5.         El verano pasado los soldados marcharon en el desfile.

6.         El sufrió mucho en la guerra este ano.

The Present Progressive Tense

The progressive tense is used to describe actions that are in progress at a specific moment in time (the present). In English, it is the auxiliary verb “to be” and the present participle. In layperson terms, the “present participle” means verbs with “ing” attached to the end of the verb.

The present tense is used much more frequently in English than it is used in Spanish. As in Spanish, we use it to talk about actions that are in progress “now” or “right now.” But in English, we also use the present progressive tense to describe habitual actions or to speak in general.
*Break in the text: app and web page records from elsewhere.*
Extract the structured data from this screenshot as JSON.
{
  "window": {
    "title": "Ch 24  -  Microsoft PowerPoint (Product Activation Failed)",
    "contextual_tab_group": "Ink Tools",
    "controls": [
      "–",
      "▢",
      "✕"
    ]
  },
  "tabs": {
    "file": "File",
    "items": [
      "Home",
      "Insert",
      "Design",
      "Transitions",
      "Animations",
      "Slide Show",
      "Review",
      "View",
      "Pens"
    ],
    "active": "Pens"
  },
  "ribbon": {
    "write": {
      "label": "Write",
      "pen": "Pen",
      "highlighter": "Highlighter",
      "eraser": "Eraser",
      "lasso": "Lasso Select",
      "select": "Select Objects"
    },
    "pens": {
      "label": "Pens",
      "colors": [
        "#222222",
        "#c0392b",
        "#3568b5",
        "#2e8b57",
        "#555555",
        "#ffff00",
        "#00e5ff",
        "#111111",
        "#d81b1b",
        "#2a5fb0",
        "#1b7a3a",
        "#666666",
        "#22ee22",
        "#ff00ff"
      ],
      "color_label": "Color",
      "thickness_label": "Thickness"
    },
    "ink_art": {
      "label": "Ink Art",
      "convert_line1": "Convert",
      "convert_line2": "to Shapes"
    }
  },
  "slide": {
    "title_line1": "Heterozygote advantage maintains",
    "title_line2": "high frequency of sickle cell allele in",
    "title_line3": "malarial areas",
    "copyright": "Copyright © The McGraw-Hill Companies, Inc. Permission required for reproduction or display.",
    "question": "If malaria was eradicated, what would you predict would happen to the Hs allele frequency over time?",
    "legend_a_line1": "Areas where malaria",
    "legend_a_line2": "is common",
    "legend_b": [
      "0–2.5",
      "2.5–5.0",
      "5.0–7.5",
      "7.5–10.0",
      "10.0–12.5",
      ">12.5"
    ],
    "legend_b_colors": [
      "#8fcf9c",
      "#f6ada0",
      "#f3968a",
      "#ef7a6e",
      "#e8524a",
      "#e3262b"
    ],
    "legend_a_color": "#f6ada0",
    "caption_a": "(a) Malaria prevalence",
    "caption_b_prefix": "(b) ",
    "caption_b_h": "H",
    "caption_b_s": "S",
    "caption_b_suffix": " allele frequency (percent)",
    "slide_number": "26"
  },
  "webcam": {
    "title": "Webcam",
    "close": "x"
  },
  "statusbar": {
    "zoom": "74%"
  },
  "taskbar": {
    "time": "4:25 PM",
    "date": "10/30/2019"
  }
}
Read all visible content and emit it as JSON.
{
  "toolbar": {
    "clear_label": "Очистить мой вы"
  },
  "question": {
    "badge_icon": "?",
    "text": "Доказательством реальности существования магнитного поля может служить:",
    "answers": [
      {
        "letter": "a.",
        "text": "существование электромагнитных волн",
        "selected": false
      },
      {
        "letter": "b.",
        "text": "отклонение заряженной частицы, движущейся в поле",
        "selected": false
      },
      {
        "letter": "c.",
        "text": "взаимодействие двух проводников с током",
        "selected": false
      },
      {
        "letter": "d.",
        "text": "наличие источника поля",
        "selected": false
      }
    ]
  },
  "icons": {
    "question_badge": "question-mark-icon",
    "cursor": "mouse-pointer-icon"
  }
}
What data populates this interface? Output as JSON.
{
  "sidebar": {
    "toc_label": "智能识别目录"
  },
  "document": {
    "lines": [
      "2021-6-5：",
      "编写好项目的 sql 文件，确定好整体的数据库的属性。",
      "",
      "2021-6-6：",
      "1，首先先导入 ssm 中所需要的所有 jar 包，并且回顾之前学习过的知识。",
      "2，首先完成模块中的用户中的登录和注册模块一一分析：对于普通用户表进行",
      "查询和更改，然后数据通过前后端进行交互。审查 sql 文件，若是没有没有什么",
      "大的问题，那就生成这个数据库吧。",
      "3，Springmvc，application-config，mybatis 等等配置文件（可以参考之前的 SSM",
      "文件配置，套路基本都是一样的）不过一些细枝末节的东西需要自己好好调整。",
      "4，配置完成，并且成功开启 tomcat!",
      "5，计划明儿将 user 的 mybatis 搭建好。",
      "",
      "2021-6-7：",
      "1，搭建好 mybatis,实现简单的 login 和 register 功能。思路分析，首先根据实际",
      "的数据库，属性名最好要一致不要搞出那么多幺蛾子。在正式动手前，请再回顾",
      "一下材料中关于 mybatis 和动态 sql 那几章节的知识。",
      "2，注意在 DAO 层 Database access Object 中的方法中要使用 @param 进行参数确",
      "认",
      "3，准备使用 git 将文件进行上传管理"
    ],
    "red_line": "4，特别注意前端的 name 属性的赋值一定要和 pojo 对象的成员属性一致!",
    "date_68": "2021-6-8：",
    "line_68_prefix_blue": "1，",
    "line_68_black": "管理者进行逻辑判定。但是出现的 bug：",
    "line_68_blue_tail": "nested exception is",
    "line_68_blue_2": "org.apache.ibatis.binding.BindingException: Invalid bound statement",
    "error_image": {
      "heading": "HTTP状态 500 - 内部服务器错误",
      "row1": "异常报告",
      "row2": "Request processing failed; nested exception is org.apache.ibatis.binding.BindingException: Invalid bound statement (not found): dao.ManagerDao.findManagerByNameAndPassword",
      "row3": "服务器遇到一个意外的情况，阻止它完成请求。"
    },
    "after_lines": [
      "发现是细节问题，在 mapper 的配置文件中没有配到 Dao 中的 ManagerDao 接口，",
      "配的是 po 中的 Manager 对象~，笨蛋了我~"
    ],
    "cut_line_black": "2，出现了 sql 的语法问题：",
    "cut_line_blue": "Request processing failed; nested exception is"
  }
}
For example:

I am living in the suburbs.

I am working in the post office.

I am taking Spanish lessons.

In Spanish, the present tense is used to emphasize that an action is taking place now. But many Spanish grammar books do not indicate that there is another use for the present progressive tense. And that the present progressive tense can be used to stress that an action is continuous.

I learned this one from trial and error. As embarrassing as it is to admit, a five year old little girl corrected my Spanish grammar. That’s how I found out.

The first time it happened it happened with an adult. I was trying to tell an adult that I am learning Spanish. Since the Spanish grammar books taught me that the Spanish present progressive tense is only used to describe actions that are in progress “right now,” I did not use the present progressive tense to say that “I am learning Spanish.” Because I was not learning Spanish at that specific moment. At that very moment, I was trying to talk to her in Spanish.  So I said “Aprendo español.” She politely corrected me and said “se dice estoy aprendiendo español”.

At the time, I thought that maybe she was wrong and that my textbook was right.  So I tried telling my next door neighboor’s five year old that “Yo aprendo español” who proudly corrected my Spanish.  She told me: you’re supposed to say ‘“yo estoy aprendiendo español.”

Forming the Present Progressive Tense

In Spanish, we form the present progressive tense by conjugating the verb “estar” with the present participle. You form regular “ar” present participles by dropping the “ar” and adding “ando.”  And you form regular “er” present participles by dropping the “er” and adding “iendo”

Let’s try it.

My grandmother is eating pork chops.

Mi abuelita está comiendo chuletas de cerdo.

The uncle is working.

El tío está trabajando.

The father-in-law is dancing.

El suegro está bailando.

The stepmother is cooking the lobster.

La madrastra está cocinando la langosta.

The grandson is doing nothing.

El nieto no está haciendo nada.

You are washing the windows.

Tú estás limpiando las ventanas.

Now let’s try a few on your own. The answers appear at the bottom.

  1. The nephew is selling cars.
  2. The daughter-in-law is writing a letter.
  3. The sister-in-law is receiving a lot of gifts.
  4. The grandchildren are playing.
  5. The cousin is buying a tie.

Answers:

  1. El sobrino está vendiendo carros.
  2. La nuera está escribiendo una carta.
  3. La cuñada está recibiendo muchos regalos.
  4. Los nietos están jugando.
  5. El primo está comprando una corbata.